++++ DATA LISTING

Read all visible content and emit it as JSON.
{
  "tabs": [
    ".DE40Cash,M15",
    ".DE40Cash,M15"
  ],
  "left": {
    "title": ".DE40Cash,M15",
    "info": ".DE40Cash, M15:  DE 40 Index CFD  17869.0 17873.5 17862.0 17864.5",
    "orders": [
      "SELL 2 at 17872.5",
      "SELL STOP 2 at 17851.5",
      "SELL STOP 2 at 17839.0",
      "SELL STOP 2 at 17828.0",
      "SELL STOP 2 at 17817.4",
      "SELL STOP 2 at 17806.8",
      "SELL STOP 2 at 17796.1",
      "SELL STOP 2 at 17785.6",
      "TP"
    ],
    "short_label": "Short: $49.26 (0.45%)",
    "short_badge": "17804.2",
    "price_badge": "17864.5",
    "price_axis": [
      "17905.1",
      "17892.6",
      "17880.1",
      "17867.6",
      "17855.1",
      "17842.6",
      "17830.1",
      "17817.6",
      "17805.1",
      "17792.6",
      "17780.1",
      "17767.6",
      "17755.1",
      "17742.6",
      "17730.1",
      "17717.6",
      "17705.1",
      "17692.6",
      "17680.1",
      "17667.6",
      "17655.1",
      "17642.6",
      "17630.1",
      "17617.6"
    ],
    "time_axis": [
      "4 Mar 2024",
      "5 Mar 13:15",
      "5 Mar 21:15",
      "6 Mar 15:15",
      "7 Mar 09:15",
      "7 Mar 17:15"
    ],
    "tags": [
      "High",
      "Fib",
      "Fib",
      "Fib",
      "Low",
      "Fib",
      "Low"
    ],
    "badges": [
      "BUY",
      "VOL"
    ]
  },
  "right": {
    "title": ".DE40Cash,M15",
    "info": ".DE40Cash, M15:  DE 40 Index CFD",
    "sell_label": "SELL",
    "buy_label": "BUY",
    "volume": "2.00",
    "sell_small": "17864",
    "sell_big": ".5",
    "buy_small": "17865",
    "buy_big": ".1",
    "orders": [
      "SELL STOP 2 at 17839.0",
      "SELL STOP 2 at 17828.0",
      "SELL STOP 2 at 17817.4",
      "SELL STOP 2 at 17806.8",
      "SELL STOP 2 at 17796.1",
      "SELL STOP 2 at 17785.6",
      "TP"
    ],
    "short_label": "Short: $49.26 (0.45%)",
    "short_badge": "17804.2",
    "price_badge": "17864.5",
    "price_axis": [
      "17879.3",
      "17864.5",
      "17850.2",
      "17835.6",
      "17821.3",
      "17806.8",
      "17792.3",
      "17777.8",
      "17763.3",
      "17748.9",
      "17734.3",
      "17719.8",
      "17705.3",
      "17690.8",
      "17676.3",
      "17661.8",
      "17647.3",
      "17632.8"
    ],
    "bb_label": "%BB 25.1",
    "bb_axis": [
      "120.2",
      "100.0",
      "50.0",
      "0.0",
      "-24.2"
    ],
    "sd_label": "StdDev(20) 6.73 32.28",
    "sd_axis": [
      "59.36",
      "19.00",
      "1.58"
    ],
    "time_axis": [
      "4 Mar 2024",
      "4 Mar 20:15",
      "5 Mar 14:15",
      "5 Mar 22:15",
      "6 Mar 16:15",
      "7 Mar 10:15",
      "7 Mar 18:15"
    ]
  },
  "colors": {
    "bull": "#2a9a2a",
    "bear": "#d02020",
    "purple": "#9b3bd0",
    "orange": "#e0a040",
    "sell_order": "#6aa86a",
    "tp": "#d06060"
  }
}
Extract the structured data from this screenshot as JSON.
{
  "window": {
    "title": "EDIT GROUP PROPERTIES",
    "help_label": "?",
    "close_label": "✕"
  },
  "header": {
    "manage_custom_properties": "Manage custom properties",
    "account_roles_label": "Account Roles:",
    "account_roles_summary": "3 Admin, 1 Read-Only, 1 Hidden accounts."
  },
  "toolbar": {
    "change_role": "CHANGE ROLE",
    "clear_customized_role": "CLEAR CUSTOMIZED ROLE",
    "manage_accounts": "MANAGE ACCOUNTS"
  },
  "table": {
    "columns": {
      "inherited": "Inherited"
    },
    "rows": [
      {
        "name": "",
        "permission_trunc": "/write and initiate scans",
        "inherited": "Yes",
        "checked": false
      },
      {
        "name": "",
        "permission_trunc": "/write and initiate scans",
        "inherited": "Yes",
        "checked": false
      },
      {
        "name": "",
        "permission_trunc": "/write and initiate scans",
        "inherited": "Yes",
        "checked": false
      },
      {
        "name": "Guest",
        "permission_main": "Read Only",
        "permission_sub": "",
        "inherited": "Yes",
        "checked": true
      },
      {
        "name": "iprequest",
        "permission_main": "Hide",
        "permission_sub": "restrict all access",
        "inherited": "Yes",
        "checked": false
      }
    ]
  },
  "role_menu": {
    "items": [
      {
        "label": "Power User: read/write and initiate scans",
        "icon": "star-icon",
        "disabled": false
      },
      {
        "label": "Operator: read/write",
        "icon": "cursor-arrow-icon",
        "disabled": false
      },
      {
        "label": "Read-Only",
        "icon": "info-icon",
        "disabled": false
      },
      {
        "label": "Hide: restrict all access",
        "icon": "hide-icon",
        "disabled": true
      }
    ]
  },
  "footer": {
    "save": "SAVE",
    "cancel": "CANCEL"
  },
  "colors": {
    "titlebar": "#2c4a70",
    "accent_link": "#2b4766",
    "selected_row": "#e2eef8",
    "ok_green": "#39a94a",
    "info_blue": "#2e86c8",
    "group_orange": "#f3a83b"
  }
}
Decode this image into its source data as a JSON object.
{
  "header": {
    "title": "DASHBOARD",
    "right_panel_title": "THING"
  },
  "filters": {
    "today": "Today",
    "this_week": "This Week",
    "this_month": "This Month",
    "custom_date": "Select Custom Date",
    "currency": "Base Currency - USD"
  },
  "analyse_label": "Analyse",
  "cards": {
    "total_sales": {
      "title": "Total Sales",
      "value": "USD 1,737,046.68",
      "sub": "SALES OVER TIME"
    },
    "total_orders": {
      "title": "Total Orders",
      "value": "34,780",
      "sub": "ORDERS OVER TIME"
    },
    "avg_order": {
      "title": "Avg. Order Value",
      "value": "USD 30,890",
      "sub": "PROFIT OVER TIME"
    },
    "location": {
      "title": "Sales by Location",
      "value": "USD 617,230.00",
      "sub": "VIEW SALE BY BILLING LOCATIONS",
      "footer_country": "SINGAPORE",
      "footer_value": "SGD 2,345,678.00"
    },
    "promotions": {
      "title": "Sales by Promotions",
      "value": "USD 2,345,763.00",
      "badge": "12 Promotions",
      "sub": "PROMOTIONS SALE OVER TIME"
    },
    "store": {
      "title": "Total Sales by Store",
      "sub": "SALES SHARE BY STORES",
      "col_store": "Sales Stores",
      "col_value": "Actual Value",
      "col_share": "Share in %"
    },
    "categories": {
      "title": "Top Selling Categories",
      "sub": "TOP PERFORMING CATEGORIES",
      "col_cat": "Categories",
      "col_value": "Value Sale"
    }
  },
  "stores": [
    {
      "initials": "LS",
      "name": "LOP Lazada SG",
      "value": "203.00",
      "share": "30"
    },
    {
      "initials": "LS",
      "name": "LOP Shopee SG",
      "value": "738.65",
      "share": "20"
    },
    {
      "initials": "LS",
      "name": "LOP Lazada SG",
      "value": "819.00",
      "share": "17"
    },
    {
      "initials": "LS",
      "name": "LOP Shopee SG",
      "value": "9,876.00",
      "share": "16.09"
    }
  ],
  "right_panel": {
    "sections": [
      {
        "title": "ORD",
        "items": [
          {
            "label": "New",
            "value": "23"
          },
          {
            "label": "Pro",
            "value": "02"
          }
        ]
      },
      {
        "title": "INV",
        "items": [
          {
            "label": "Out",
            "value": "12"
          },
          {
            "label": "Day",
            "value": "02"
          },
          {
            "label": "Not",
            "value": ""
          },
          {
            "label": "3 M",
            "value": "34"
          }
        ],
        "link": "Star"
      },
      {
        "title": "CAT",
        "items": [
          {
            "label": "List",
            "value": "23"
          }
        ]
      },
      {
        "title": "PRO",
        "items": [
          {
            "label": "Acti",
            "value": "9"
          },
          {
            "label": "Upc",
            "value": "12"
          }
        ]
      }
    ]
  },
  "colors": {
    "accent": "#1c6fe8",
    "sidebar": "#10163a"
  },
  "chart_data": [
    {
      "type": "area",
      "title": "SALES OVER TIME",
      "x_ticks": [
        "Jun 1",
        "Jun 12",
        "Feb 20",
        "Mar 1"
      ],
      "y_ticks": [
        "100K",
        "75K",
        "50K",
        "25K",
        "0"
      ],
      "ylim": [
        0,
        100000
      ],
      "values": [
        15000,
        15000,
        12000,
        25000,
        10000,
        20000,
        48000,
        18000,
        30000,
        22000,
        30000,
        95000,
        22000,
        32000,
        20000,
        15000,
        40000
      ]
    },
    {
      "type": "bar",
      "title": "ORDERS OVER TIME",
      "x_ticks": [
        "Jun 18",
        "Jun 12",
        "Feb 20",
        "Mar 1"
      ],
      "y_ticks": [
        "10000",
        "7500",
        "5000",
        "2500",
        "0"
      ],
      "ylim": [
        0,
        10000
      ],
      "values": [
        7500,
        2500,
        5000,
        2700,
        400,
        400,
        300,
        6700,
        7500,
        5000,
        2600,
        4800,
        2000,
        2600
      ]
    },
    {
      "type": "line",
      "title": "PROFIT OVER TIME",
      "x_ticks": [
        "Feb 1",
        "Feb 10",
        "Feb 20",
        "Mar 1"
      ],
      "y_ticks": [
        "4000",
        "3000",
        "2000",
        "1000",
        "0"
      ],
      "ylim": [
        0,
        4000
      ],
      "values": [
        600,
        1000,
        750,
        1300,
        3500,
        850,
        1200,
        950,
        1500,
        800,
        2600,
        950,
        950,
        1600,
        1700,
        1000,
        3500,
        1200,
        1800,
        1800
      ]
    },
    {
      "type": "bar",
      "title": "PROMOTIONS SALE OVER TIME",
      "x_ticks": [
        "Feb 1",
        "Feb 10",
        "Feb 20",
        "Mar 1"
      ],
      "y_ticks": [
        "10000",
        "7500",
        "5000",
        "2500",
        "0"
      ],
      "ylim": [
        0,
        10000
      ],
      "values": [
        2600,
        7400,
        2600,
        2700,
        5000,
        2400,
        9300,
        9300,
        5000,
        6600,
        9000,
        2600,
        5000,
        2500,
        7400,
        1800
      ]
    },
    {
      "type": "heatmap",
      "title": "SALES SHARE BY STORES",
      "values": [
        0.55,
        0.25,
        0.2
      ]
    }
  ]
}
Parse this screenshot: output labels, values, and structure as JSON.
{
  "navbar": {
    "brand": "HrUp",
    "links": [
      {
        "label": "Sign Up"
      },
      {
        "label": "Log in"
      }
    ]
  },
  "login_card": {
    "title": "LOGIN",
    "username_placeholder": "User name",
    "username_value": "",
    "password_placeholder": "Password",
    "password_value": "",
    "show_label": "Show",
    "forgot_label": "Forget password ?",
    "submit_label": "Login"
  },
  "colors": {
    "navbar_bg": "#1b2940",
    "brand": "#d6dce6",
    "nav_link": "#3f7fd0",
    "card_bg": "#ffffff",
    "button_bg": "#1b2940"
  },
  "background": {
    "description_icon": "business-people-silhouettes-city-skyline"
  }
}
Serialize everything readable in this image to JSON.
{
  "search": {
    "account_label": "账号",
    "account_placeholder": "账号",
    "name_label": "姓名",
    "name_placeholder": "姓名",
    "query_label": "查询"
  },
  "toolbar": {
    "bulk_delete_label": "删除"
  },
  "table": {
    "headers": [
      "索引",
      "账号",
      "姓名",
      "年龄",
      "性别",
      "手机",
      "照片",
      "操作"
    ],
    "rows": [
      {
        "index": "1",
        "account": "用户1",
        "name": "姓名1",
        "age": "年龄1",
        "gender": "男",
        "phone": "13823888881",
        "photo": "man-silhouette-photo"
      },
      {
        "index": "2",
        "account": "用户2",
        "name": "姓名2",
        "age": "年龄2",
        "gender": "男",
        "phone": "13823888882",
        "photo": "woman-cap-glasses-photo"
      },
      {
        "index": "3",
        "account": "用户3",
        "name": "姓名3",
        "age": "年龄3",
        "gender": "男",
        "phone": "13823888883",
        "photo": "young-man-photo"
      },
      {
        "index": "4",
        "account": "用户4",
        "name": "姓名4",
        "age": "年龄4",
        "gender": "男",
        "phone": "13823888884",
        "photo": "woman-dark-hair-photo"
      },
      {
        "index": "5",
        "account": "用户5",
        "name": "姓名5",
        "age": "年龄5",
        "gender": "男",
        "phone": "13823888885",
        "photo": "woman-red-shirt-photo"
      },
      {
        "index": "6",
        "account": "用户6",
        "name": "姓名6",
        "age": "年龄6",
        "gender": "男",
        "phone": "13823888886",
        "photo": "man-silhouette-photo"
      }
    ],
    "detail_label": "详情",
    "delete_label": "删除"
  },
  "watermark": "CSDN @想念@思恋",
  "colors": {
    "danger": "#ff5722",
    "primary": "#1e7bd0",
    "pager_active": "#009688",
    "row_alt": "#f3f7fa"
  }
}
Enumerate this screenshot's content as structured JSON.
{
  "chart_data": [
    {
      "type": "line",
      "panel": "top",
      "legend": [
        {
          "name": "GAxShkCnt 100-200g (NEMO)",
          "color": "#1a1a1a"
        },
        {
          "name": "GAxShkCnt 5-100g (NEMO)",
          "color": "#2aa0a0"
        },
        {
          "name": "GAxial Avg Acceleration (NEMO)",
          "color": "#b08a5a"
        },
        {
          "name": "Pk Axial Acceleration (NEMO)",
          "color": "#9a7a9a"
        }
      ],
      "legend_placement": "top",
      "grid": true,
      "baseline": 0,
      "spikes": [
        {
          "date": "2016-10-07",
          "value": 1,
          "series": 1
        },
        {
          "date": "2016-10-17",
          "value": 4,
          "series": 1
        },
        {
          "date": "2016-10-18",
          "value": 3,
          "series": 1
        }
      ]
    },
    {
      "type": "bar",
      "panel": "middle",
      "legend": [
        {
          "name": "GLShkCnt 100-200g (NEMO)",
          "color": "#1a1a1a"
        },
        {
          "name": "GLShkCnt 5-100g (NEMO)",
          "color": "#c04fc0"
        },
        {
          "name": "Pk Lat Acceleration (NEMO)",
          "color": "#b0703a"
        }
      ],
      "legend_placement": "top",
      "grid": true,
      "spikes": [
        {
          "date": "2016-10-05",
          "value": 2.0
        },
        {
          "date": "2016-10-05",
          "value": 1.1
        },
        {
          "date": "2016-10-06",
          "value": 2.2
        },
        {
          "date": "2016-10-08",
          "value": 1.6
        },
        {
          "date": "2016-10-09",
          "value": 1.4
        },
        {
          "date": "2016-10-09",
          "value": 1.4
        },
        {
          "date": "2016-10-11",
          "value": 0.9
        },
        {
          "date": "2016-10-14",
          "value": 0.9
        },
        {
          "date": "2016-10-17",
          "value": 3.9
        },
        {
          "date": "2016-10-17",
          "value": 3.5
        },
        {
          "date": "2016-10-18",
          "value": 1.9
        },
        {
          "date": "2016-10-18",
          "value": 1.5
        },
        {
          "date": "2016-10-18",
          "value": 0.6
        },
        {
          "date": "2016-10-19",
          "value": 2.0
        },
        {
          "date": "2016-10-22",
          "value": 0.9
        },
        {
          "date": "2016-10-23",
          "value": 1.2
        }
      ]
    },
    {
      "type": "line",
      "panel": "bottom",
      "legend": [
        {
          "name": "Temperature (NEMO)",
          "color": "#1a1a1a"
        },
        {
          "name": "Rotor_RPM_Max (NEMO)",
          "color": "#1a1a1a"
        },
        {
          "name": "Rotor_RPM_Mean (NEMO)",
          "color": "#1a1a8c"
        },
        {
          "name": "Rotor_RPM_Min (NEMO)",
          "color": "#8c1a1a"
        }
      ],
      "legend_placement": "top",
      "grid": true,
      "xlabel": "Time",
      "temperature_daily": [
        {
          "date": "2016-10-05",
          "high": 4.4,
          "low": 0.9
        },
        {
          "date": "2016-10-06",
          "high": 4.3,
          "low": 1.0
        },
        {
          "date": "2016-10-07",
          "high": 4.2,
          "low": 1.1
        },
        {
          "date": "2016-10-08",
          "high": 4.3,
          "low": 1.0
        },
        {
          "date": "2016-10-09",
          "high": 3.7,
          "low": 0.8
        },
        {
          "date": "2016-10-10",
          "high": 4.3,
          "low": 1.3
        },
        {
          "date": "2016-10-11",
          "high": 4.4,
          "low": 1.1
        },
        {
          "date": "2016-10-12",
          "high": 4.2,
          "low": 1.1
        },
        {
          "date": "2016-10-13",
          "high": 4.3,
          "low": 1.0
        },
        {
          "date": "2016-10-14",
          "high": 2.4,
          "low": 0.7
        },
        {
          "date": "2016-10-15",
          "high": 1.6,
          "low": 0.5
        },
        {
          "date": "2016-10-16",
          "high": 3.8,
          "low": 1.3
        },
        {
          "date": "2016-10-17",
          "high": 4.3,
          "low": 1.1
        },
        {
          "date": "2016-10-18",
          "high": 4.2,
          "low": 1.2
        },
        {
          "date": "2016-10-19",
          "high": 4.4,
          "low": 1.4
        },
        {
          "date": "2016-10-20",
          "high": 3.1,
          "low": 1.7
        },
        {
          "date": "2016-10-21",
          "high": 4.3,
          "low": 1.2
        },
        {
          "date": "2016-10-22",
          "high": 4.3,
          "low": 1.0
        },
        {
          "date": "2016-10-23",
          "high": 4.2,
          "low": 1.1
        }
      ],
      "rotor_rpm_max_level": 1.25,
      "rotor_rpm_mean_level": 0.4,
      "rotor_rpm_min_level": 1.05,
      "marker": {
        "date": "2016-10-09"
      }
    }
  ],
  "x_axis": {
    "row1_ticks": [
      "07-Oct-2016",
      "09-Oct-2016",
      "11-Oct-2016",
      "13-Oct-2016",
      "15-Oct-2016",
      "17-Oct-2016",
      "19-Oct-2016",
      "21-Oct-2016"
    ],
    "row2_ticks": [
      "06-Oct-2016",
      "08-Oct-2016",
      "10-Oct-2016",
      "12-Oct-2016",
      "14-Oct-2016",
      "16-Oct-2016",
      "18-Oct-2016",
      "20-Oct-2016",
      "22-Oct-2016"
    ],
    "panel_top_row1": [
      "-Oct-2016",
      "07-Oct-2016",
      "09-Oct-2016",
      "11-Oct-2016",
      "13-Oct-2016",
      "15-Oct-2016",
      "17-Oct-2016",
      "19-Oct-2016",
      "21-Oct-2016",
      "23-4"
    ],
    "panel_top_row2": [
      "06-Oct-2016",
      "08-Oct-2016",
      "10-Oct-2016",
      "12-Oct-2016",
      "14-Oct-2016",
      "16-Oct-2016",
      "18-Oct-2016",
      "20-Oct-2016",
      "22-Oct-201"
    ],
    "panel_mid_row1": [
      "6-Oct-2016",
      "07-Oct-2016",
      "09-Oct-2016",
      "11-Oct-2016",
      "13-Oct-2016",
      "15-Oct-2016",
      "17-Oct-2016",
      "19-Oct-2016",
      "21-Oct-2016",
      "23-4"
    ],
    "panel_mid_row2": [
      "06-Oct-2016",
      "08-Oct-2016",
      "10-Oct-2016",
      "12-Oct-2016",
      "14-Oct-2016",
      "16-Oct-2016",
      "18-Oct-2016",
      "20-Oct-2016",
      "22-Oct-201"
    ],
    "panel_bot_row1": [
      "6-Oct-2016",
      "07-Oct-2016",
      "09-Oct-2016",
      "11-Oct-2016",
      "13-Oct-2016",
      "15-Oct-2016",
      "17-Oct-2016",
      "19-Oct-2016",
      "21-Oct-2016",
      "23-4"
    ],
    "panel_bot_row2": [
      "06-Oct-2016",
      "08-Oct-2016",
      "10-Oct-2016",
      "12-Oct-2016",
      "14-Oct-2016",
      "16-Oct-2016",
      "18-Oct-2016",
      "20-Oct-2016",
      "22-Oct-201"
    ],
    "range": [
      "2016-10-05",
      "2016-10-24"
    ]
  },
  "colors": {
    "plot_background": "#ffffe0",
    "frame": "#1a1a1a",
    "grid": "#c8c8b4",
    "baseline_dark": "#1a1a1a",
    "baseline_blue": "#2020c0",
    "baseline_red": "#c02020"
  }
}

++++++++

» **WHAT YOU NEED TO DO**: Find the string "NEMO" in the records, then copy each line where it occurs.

» **SOLVED PROBLEM**:
          "name": "GAxShkCnt 100-200g (NEMO)",
          "name": "GAxShkCnt 5-100g (NEMO)",
          "name": "GAxial Avg Acceleration (NEMO)",
          "name": "Pk Axial Acceleration (NEMO)",
          "name": "GLShkCnt 100-200g (NEMO)",
          "name": "GLShkCnt 5-100g (NEMO)",
          "name": "Pk Lat Acceleration (NEMO)",
          "name": "Temperature (NEMO)",
          "name": "Rotor_RPM_Max (NEMO)",
          "name": "Rotor_RPM_Mean (NEMO)",
          "name": "Rotor_RPM_Min (NEMO)",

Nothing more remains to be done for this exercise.